Extracted information:
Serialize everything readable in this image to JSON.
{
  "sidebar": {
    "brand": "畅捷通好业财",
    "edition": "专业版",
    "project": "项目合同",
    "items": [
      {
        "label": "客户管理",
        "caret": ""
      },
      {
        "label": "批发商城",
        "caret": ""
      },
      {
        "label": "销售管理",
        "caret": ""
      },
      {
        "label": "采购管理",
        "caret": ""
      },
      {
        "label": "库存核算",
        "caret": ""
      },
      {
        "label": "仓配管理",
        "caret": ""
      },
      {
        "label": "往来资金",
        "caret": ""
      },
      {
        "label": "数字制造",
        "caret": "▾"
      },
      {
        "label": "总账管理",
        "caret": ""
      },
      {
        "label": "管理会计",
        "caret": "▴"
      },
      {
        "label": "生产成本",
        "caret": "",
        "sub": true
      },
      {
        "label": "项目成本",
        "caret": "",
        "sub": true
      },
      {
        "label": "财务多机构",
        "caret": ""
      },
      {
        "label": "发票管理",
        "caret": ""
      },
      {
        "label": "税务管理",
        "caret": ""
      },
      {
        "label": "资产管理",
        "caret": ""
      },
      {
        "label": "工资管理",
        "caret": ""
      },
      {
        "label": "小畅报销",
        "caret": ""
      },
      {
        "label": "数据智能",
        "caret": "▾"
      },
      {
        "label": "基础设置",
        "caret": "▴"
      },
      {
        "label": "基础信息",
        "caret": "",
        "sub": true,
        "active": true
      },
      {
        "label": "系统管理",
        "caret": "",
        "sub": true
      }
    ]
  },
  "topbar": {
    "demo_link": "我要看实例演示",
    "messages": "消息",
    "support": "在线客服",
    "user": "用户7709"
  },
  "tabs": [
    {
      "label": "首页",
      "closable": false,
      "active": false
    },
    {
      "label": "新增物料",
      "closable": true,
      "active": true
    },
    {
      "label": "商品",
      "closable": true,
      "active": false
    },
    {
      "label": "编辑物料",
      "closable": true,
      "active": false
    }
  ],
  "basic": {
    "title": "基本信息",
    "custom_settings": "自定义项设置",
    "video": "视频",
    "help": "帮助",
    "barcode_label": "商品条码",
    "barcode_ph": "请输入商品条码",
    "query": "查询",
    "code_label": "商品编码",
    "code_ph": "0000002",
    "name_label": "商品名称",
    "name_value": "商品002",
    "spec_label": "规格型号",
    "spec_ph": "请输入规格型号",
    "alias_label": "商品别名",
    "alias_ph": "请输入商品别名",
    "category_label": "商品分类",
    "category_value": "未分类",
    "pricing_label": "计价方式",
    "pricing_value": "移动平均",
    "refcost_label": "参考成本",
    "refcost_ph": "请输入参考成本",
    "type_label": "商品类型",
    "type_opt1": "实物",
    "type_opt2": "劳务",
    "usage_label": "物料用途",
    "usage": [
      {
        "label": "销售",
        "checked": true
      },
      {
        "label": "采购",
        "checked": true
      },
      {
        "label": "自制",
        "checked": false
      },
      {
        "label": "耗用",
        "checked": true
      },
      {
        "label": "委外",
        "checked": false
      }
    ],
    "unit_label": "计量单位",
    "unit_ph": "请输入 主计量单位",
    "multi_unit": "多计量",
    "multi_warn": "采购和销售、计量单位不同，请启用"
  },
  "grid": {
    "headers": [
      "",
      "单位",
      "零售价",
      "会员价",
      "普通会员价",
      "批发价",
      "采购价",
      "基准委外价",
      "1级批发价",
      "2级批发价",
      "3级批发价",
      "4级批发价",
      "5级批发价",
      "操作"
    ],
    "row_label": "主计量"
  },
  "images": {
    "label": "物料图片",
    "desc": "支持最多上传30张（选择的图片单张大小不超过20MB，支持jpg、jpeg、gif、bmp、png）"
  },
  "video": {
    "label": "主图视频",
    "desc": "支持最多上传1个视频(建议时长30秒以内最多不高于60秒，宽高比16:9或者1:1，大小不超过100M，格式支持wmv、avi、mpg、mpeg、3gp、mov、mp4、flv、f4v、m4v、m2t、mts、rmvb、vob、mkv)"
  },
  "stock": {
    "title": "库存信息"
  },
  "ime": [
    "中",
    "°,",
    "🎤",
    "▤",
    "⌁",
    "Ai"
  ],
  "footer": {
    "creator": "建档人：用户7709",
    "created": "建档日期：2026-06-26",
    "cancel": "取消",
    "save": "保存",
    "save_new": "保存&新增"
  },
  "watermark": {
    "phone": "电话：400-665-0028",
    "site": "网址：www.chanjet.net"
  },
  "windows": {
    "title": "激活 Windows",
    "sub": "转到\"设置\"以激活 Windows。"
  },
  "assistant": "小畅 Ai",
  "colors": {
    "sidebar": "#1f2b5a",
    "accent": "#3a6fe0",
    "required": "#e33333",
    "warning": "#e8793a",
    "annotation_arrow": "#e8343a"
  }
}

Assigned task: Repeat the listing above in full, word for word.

Response:
Serialize everything readable in this image to JSON.
{
  "sidebar": {
    "brand": "畅捷通好业财",
    "edition": "专业版",
    "project": "项目合同",
    "items": [
      {
        "label": "客户管理",
        "caret": ""
      },
      {
        "label": "批发商城",
        "caret": ""
      },
      {
        "label": "销售管理",
        "caret": ""
      },
      {
        "label": "采购管理",
        "caret": ""
      },
      {
        "label": "库存核算",
        "caret": ""
      },
      {
        "label": "仓配管理",
        "caret": ""
      },
      {
        "label": "往来资金",
        "caret": ""
      },
      {
        "label": "数字制造",
        "caret": "▾"
      },
      {
        "label": "总账管理",
        "caret": ""
      },
      {
        "label": "管理会计",
        "caret": "▴"
      },
      {
        "label": "生产成本",
        "caret": "",
        "sub": true
      },
      {
        "label": "项目成本",
        "caret": "",
        "sub": true
      },
      {
        "label": "财务多机构",
        "caret": ""
      },
      {
        "label": "发票管理",
        "caret": ""
      },
      {
        "label": "税务管理",
        "caret": ""
      },
      {
        "label": "资产管理",
        "caret": ""
      },
      {
        "label": "工资管理",
        "caret": ""
      },
      {
        "label": "小畅报销",
        "caret": ""
      },
      {
        "label": "数据智能",
        "caret": "▾"
      },
      {
        "label": "基础设置",
        "caret": "▴"
      },
      {
        "label": "基础信息",
        "caret": "",
        "sub": true,
        "active": true
      },
      {
        "label": "系统管理",
        "caret": "",
        "sub": true
      }
    ]
  },
  "topbar": {
    "demo_link": "我要看实例演示",
    "messages": "消息",
    "support": "在线客服",
    "user": "用户7709"
  },
  "tabs": [
    {
      "label": "首页",
      "closable": false,
      "active": false
    },
    {
      "label": "新增物料",
      "closable": true,
      "active": true
    },
    {
      "label": "商品",
      "closable": true,
      "active": false
    },
    {
      "label": "编辑物料",
      "closable": true,
      "active": false
    }
  ],
  "basic": {
    "title": "基本信息",
    "custom_settings": "自定义项设置",
    "video": "视频",
    "help": "帮助",
    "barcode_label": "商品条码",
    "barcode_ph": "请输入商品条码",
    "query": "查询",
    "code_label": "商品编码",
    "code_ph": "0000002",
    "name_label": "商品名称",
    "name_value": "商品002",
    "spec_label": "规格型号",
    "spec_ph": "请输入规格型号",
    "alias_label": "商品别名",
    "alias_ph": "请输入商品别名",
    "category_label": "商品分类",
    "category_value": "未分类",
    "pricing_label": "计价方式",
    "pricing_value": "移动平均",
    "refcost_label": "参考成本",
    "refcost_ph": "请输入参考成本",
    "type_label": "商品类型",
    "type_opt1": "实物",
    "type_opt2": "劳务",
    "usage_label": "物料用途",
    "usage": [
      {
        "label": "销售",
        "checked": true
      },
      {
        "label": "采购",
        "checked": true
      },
      {
        "label": "自制",
        "checked": false
      },
      {
        "label": "耗用",
        "checked": true
      },
      {
        "label": "委外",
        "checked": false
      }
    ],
    "unit_label": "计量单位",
    "unit_ph": "请输入 主计量单位",
    "multi_unit": "多计量",
    "multi_warn": "采购和销售、计量单位不同，请启用"
  },
  "grid": {
    "headers": [
      "",
      "单位",
      "零售价",
      "会员价",
      "普通会员价",
      "批发价",
      "采购价",
      "基准委外价",
      "1级批发价",
      "2级批发价",
      "3级批发价",
      "4级批发价",
      "5级批发价",
      "操作"
    ],
    "row_label": "主计量"
  },
  "images": {
    "label": "物料图片",
    "desc": "支持最多上传30张（选择的图片单张大小不超过20MB，支持jpg、jpeg、gif、bmp、png）"
  },
  "video": {
    "label": "主图视频",
    "desc": "支持最多上传1个视频(建议时长30秒以内最多不高于60秒，宽高比16:9或者1:1，大小不超过100M，格式支持wmv、avi、mpg、mpeg、3gp、mov、mp4、flv、f4v、m4v、m2t、mts、rmvb、vob、mkv)"
  },
  "stock": {
    "title": "库存信息"
  },
  "ime": [
    "中",
    "°,",
    "🎤",
    "▤",
    "⌁",
    "Ai"
  ],
  "footer": {
    "creator": "建档人：用户7709",
    "created": "建档日期：2026-06-26",
    "cancel": "取消",
    "save": "保存",
    "save_new": "保存&新增"
  },
  "watermark": {
    "phone": "电话：400-665-0028",
    "site": "网址：www.chanjet.net"
  },
  "windows": {
    "title": "激活 Windows",
    "sub": "转到\"设置\"以激活 Windows。"
  },
  "assistant": "小畅 Ai",
  "colors": {
    "sidebar": "#1f2b5a",
    "accent": "#3a6fe0",
    "required": "#e33333",
    "warning": "#e8793a",
    "annotation_arrow": "#e8343a"
  }
}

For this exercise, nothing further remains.